Cell networks have the advantage of long-range communications, reaching an estimated 90% of the world. But cell networks such as 2G, 3G and LTE consume lots of power and were designed for connecting people. They are not optimized for low- or battery-powered devices or for IoT applications with infrequently transmitted data. Cell IoT modules that support narrow-band IoT and 4G cell networks will enable cell connectivity, device management, and app enablement for low-power wide-area network IoT. B...
The hierarchical architecture that distributes "compute" within the network specially at the edge can enable new services by harnessing emerging technologies. But Edge-Compute comes at increased cost that needs to be managed and potentially augmented by creative architecture solutions as there will always a catching-up with the capacity demands. Processing power in smartphones has enhanced YoY and there is increasingly spare compute capacity that can be potentially pooled. Uber has successfully ...
SYS-CON Events announced today that CrowdReviews.com has been named “Media Sponsor” of SYS-CON's 22nd International Cloud Expo, which will take place on June 5–7, 2018, at the Javits Center in New York City, NY. CrowdReviews.com is a transparent online platform for determining which products and services are the best based on the opinion of the crowd. The crowd consists of Internet users that have experienced products and services first-hand and have an interest in letting other potential buye...

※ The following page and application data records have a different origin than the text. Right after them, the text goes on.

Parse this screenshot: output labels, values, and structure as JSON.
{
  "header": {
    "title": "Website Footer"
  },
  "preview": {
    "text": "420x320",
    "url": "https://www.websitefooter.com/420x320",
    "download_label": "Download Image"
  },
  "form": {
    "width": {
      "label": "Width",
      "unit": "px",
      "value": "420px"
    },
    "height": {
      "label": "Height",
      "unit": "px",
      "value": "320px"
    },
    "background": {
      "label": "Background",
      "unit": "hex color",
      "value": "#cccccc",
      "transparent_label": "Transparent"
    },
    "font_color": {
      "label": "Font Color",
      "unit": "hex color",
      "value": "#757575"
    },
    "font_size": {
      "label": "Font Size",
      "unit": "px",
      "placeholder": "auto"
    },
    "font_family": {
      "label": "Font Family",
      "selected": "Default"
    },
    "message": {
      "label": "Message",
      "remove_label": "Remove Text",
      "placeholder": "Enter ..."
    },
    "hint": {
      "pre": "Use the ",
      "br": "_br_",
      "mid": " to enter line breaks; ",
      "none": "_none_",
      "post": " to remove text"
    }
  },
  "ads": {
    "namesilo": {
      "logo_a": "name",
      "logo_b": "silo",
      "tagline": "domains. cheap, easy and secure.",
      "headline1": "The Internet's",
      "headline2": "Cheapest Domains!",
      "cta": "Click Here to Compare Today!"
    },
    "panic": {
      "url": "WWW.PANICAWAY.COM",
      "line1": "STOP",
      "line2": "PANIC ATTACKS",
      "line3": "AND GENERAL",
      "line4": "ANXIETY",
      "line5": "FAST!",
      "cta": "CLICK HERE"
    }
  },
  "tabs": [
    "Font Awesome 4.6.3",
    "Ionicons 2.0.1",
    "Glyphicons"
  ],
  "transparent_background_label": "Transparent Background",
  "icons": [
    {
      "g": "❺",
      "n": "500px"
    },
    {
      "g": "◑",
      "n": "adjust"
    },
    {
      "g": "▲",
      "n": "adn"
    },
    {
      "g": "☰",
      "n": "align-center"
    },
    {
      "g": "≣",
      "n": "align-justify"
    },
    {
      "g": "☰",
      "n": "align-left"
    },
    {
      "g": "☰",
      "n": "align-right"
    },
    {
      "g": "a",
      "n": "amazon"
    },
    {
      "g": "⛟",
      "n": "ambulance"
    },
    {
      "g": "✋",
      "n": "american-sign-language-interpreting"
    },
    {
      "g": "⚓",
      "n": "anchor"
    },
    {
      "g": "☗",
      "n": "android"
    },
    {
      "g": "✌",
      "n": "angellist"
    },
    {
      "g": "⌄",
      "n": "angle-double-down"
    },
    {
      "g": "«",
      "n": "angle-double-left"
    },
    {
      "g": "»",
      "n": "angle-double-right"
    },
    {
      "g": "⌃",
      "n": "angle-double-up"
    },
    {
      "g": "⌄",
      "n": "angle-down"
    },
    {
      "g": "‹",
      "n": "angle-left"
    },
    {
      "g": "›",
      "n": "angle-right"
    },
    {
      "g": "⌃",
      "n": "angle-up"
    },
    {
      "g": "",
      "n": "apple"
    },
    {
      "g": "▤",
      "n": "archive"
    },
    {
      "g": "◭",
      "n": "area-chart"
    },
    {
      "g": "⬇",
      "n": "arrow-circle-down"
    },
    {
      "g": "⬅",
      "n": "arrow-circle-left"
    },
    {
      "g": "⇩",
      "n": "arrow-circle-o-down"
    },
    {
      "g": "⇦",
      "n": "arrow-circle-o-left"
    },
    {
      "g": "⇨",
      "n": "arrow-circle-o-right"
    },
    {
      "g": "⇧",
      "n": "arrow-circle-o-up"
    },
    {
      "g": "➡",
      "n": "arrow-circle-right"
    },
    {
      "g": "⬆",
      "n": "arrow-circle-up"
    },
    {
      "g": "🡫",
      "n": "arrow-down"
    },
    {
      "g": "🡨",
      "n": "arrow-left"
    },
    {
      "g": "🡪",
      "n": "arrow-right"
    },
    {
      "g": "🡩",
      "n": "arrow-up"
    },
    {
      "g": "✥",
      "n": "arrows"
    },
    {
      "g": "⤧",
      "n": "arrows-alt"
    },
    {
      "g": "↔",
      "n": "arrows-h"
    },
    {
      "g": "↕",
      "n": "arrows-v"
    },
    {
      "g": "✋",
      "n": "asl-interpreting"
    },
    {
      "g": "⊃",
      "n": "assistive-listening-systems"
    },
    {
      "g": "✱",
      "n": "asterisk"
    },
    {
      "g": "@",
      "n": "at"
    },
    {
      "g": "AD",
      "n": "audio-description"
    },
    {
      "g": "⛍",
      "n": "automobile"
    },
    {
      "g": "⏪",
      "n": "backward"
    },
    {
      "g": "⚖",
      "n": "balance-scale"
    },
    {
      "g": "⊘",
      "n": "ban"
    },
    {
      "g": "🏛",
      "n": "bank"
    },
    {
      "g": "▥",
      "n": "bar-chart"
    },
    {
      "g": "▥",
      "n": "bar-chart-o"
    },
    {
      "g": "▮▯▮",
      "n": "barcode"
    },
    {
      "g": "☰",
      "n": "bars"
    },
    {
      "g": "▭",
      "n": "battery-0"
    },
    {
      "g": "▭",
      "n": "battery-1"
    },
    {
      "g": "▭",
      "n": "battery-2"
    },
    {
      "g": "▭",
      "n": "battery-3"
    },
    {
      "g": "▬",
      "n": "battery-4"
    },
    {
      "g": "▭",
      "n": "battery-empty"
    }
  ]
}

When talking IoT we often focus on the devices, the sensors, the hardware itself. The new smart appliances, the new smart or self-driving cars (which are amalgamations of many ‘things'). When we are looking at the world of IoT, we should take a step back, look at the big picture. What value are these devices providing. IoT is not about the devices, its about the data consumed and generated. The devices are tools, mechanisms, conduits. This paper discusses the considerations when dealing with the...